| Assignment |
Pull from the data below each line where the word "store" occurs, and copy it.

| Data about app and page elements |

Content starts

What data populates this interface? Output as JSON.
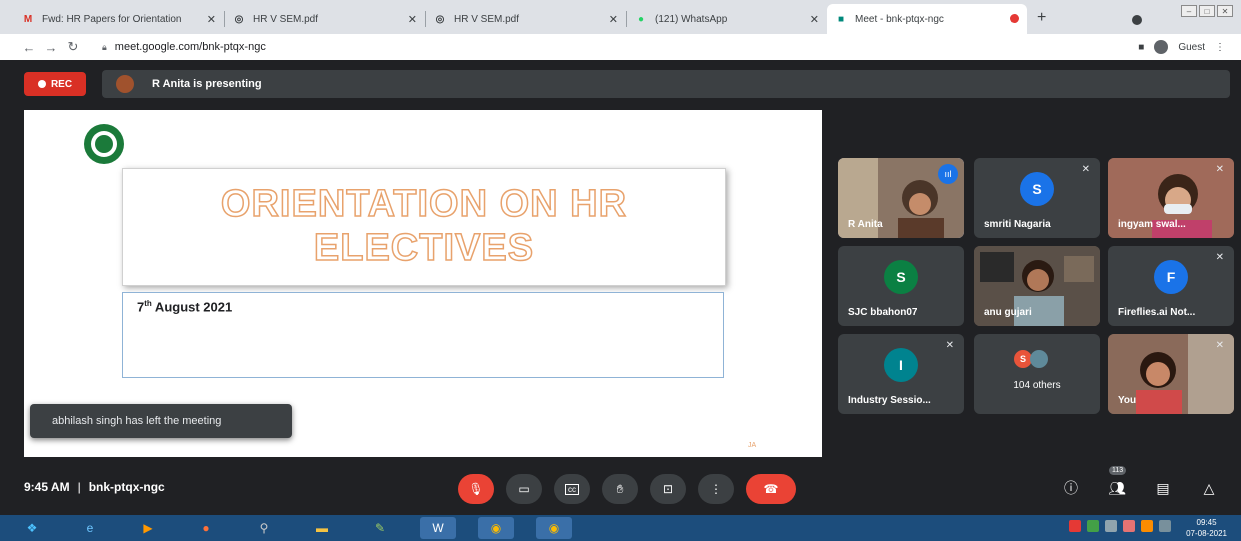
{
  "browser": {
    "tabs": [
      {
        "title": "Fwd: HR Papers for Orientation",
        "icon": "gmail-icon",
        "active": false
      },
      {
        "title": "HR V SEM.pdf",
        "icon": "globe-icon",
        "active": false
      },
      {
        "title": "HR V SEM.pdf",
        "icon": "globe-icon",
        "active": false
      },
      {
        "title": "(121) WhatsApp",
        "icon": "whatsapp-icon",
        "active": false
      },
      {
        "title": "Meet - bnk-ptqx-ngc",
        "icon": "meet-icon",
        "active": true
      }
    ],
    "new_tab": "+",
    "url": "meet.google.com/bnk-ptqx-ngc",
    "profile": "Guest",
    "colors": {
      "tabbar": "#dee1e6",
      "recording": "#e53935"
    }
  },
  "meet": {
    "rec_label": "REC",
    "presenting_text": "R Anita is presenting",
    "slide": {
      "title_line1": "ORIENTATION ON HR",
      "title_line2": "ELECTIVES",
      "date_day": "7",
      "date_suffix": "th",
      "date_rest": " August 2021",
      "footer_mark": "JA"
    },
    "toast": "abhilash singh has left the meeting",
    "participants": [
      {
        "name": "R Anita",
        "type": "video",
        "active": true,
        "speaking": true
      },
      {
        "name": "smriti Nagaria",
        "type": "avatar",
        "letter": "S",
        "color": "#1a73e8",
        "muted": true
      },
      {
        "name": "ingyam swal...",
        "type": "video",
        "muted": true
      },
      {
        "name": "SJC bbahon07",
        "type": "avatar",
        "letter": "S",
        "color": "#0b8043",
        "muted": false
      },
      {
        "name": "anu gujari",
        "type": "video",
        "muted": false
      },
      {
        "name": "Fireflies.ai Not...",
        "type": "avatar",
        "letter": "F",
        "color": "#1a73e8",
        "muted": true
      },
      {
        "name": "Industry Sessio...",
        "type": "avatar",
        "letter": "I",
        "color": "#00838f",
        "muted": true
      },
      {
        "name": "104 others",
        "type": "others",
        "letter": "S"
      },
      {
        "name": "You",
        "type": "video",
        "muted": true
      }
    ],
    "bottom": {
      "time": "9:45 AM",
      "separator": "|",
      "meeting_code": "bnk-ptqx-ngc",
      "people_count": "113"
    }
  },
  "taskbar": {
    "clock_time": "09:45",
    "clock_date": "07-08-2021"
  }
}
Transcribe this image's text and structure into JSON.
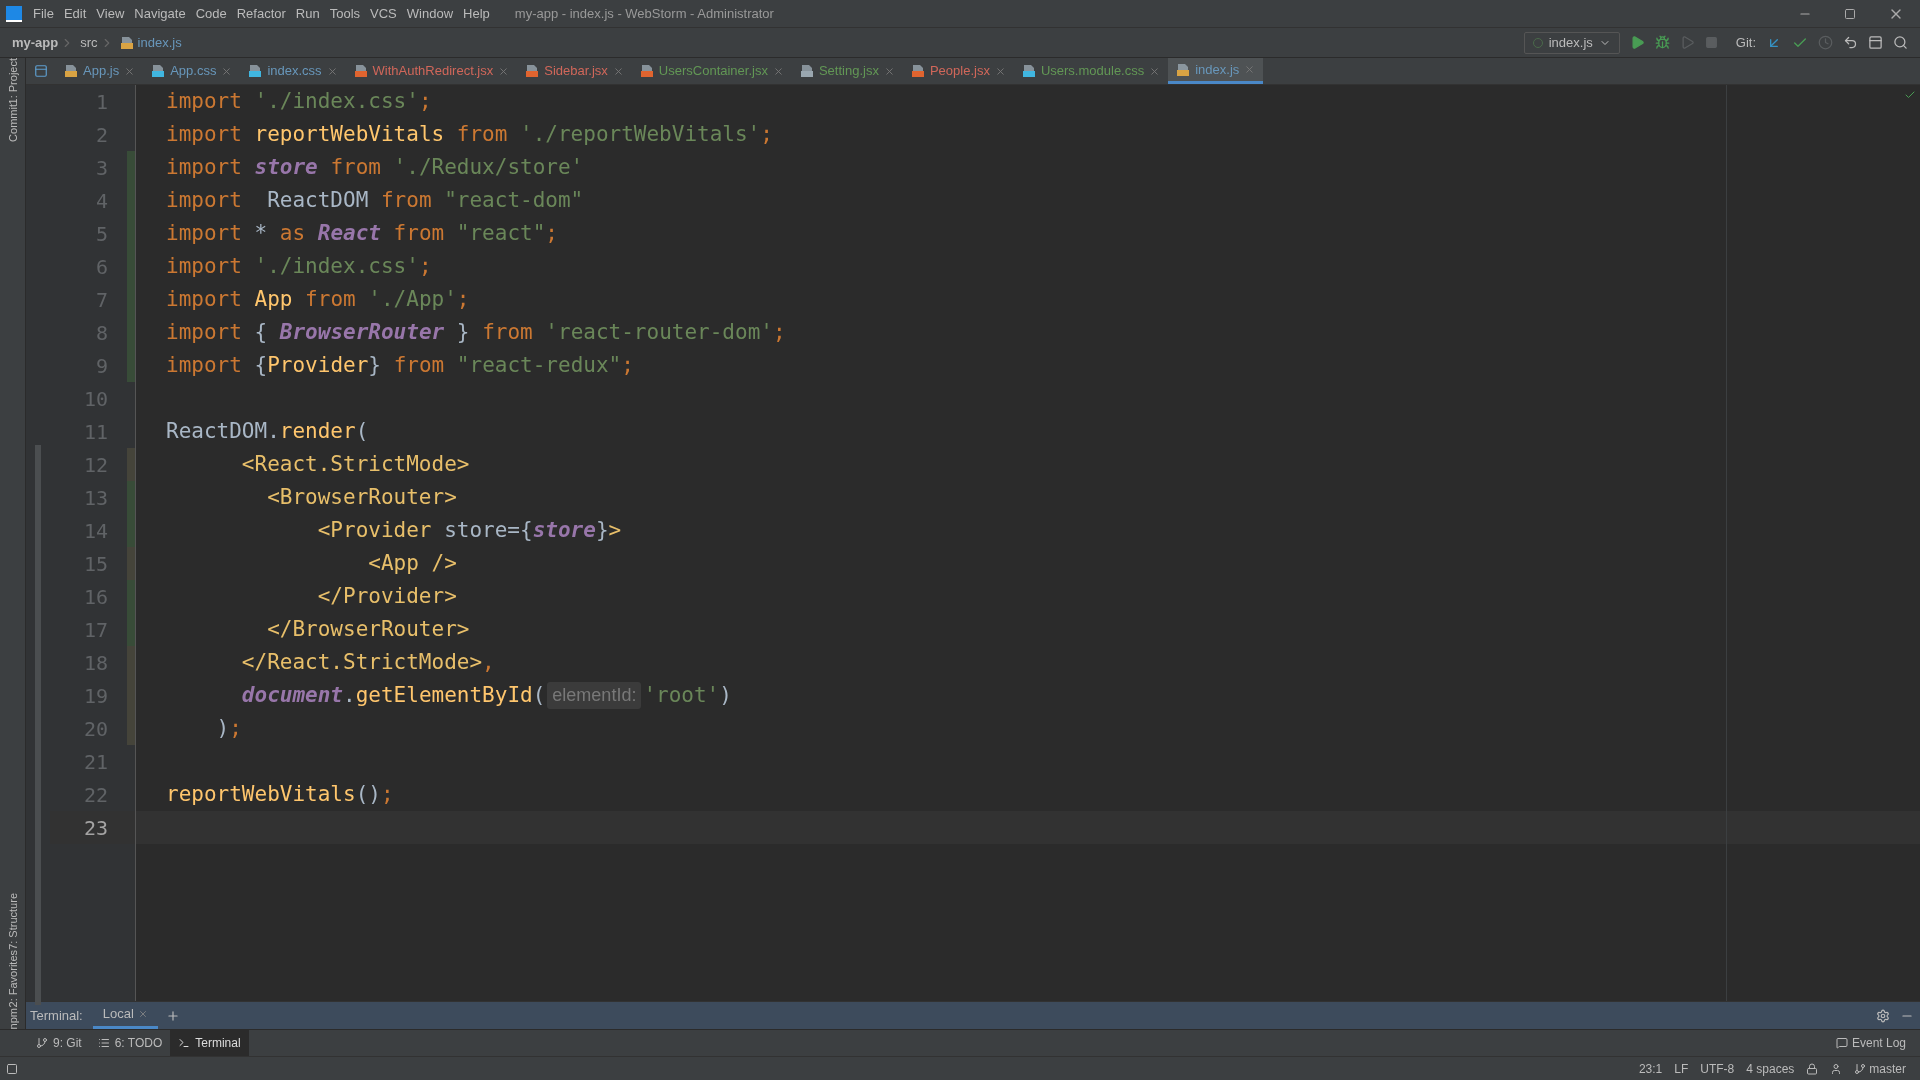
{
  "title_bar": {
    "menu": [
      "File",
      "Edit",
      "View",
      "Navigate",
      "Code",
      "Refactor",
      "Run",
      "Tools",
      "VCS",
      "Window",
      "Help"
    ],
    "title": "my-app - index.js - WebStorm - Administrator"
  },
  "nav_bar": {
    "breadcrumbs": [
      "my-app",
      "src",
      "index.js"
    ],
    "run_config": "index.js",
    "git_label": "Git:"
  },
  "tabs": [
    {
      "label": "App.js",
      "kind": "js",
      "color": "#6897bb",
      "selected": false
    },
    {
      "label": "App.css",
      "kind": "css",
      "color": "#6897bb",
      "selected": false
    },
    {
      "label": "index.css",
      "kind": "css",
      "color": "#6897bb",
      "selected": false
    },
    {
      "label": "WithAuthRedirect.jsx",
      "kind": "jsx",
      "color": "#d1675a",
      "selected": false
    },
    {
      "label": "Sidebar.jsx",
      "kind": "jsx",
      "color": "#d1675a",
      "selected": false
    },
    {
      "label": "UsersContainer.jsx",
      "kind": "jsx",
      "color": "#629755",
      "selected": false
    },
    {
      "label": "Setting.jsx",
      "kind": "other",
      "color": "#629755",
      "selected": false
    },
    {
      "label": "People.jsx",
      "kind": "jsx",
      "color": "#d1675a",
      "selected": false
    },
    {
      "label": "Users.module.css",
      "kind": "css",
      "color": "#629755",
      "selected": false
    },
    {
      "label": "index.js",
      "kind": "js",
      "color": "#6897bb",
      "selected": true
    }
  ],
  "side_tabs_top": [
    "1: Project",
    "Commit"
  ],
  "side_tabs_bottom": [
    "7: Structure",
    "2: Favorites",
    "npm"
  ],
  "editor": {
    "lines": [
      {
        "number": "1",
        "current": false,
        "tokens": [
          {
            "kind": "kw",
            "text": "import "
          },
          {
            "kind": "str",
            "text": "'./index.css'"
          },
          {
            "kind": "semi",
            "text": ";"
          }
        ]
      },
      {
        "number": "2",
        "current": false,
        "tokens": [
          {
            "kind": "kw",
            "text": "import "
          },
          {
            "kind": "id",
            "text": "reportWebVitals"
          },
          {
            "kind": "kw",
            "text": " from "
          },
          {
            "kind": "str",
            "text": "'./reportWebVitals'"
          },
          {
            "kind": "semi",
            "text": ";"
          }
        ]
      },
      {
        "number": "3",
        "current": false,
        "color": "#384c38",
        "tokens": [
          {
            "kind": "kw",
            "text": "import "
          },
          {
            "kind": "var",
            "text": "store"
          },
          {
            "kind": "kw",
            "text": " from "
          },
          {
            "kind": "str",
            "text": "'./Redux/store'"
          }
        ]
      },
      {
        "number": "4",
        "current": false,
        "color": "#384c38",
        "tokens": [
          {
            "kind": "kw",
            "text": "import  "
          },
          {
            "kind": "plain",
            "text": "ReactDOM"
          },
          {
            "kind": "kw",
            "text": " from "
          },
          {
            "kind": "str",
            "text": "\"react-dom\""
          }
        ]
      },
      {
        "number": "5",
        "current": false,
        "color": "#384c38",
        "tokens": [
          {
            "kind": "kw",
            "text": "import "
          },
          {
            "kind": "plain",
            "text": "* "
          },
          {
            "kind": "kw",
            "text": "as "
          },
          {
            "kind": "var",
            "text": "React"
          },
          {
            "kind": "kw",
            "text": " from "
          },
          {
            "kind": "str",
            "text": "\"react\""
          },
          {
            "kind": "semi",
            "text": ";"
          }
        ]
      },
      {
        "number": "6",
        "current": false,
        "color": "#384c38",
        "tokens": [
          {
            "kind": "kw",
            "text": "import "
          },
          {
            "kind": "str",
            "text": "'./index.css'"
          },
          {
            "kind": "semi",
            "text": ";"
          }
        ]
      },
      {
        "number": "7",
        "current": false,
        "color": "#384c38",
        "tokens": [
          {
            "kind": "kw",
            "text": "import "
          },
          {
            "kind": "id",
            "text": "App"
          },
          {
            "kind": "kw",
            "text": " from "
          },
          {
            "kind": "str",
            "text": "'./App'"
          },
          {
            "kind": "semi",
            "text": ";"
          }
        ]
      },
      {
        "number": "8",
        "current": false,
        "color": "#384c38",
        "tokens": [
          {
            "kind": "kw",
            "text": "import "
          },
          {
            "kind": "plain",
            "text": "{ "
          },
          {
            "kind": "var",
            "text": "BrowserRouter"
          },
          {
            "kind": "plain",
            "text": " } "
          },
          {
            "kind": "kw",
            "text": "from "
          },
          {
            "kind": "str",
            "text": "'react-router-dom'"
          },
          {
            "kind": "semi",
            "text": ";"
          }
        ]
      },
      {
        "number": "9",
        "current": false,
        "color": "#384c38",
        "tokens": [
          {
            "kind": "kw",
            "text": "import "
          },
          {
            "kind": "plain",
            "text": "{"
          },
          {
            "kind": "id",
            "text": "Provider"
          },
          {
            "kind": "plain",
            "text": "} "
          },
          {
            "kind": "kw",
            "text": "from "
          },
          {
            "kind": "str",
            "text": "\"react-redux\""
          },
          {
            "kind": "semi",
            "text": ";"
          }
        ]
      },
      {
        "number": "10",
        "current": false
      },
      {
        "number": "11",
        "current": false,
        "tokens": [
          {
            "kind": "plain",
            "text": "ReactDOM."
          },
          {
            "kind": "id",
            "text": "render"
          },
          {
            "kind": "plain",
            "text": "("
          }
        ]
      },
      {
        "number": "12",
        "current": false,
        "color": "#45443a",
        "tokens": [
          {
            "kind": "tag",
            "text": "      <React.StrictMode>"
          }
        ]
      },
      {
        "number": "13",
        "current": false,
        "color": "#384c38",
        "tokens": [
          {
            "kind": "tag",
            "text": "        <BrowserRouter>"
          }
        ]
      },
      {
        "number": "14",
        "current": false,
        "color": "#384c38",
        "tokens": [
          {
            "kind": "tag",
            "text": "            <Provider "
          },
          {
            "kind": "plain",
            "text": "store={"
          },
          {
            "kind": "var",
            "text": "store"
          },
          {
            "kind": "plain",
            "text": "}"
          },
          {
            "kind": "tag",
            "text": ">"
          }
        ]
      },
      {
        "number": "15",
        "current": false,
        "color": "#45443a",
        "tokens": [
          {
            "kind": "tag",
            "text": "                <App />"
          }
        ]
      },
      {
        "number": "16",
        "current": false,
        "color": "#384c38",
        "tokens": [
          {
            "kind": "tag",
            "text": "            </Provider>"
          }
        ]
      },
      {
        "number": "17",
        "current": false,
        "color": "#384c38",
        "tokens": [
          {
            "kind": "tag",
            "text": "        </BrowserRouter>"
          }
        ]
      },
      {
        "number": "18",
        "current": false,
        "color": "#45443a",
        "tokens": [
          {
            "kind": "tag",
            "text": "      </React.StrictMode>"
          },
          {
            "kind": "semi",
            "text": ","
          }
        ]
      },
      {
        "number": "19",
        "current": false,
        "color": "#45443a",
        "tokens": [
          {
            "kind": "var",
            "text": "      document"
          },
          {
            "kind": "plain",
            "text": "."
          },
          {
            "kind": "id",
            "text": "getElementById"
          },
          {
            "kind": "plain",
            "text": "("
          },
          {
            "kind": "hint",
            "text": "elementId:"
          },
          {
            "kind": "str",
            "text": "'root'"
          },
          {
            "kind": "plain",
            "text": ")"
          }
        ]
      },
      {
        "number": "20",
        "current": false,
        "color": "#45443a",
        "tokens": [
          {
            "kind": "plain",
            "text": "    )"
          },
          {
            "kind": "semi",
            "text": ";"
          }
        ]
      },
      {
        "number": "21",
        "current": false
      },
      {
        "number": "22",
        "current": false,
        "tokens": [
          {
            "kind": "id",
            "text": "reportWebVitals"
          },
          {
            "kind": "plain",
            "text": "()"
          },
          {
            "kind": "semi",
            "text": ";"
          }
        ]
      },
      {
        "number": "23",
        "current": true
      }
    ]
  },
  "terminal": {
    "label": "Terminal:",
    "tabs": [
      {
        "label": "Local",
        "selected": true
      }
    ]
  },
  "tool_windows": [
    {
      "label": "9: Git",
      "kind": "git",
      "selected": false
    },
    {
      "label": "6: TODO",
      "kind": "todo",
      "selected": false
    },
    {
      "label": "Terminal",
      "kind": "terminal",
      "selected": true
    }
  ],
  "event_log": "Event Log",
  "status_bar": [
    "23:1",
    "LF",
    "UTF-8",
    "4 spaces"
  ],
  "branch": "master"
}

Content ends

| Exercise answer |
            "text": "store"
            "text": "'./Redux/store'"
            "text": "store={"
            "text": "store"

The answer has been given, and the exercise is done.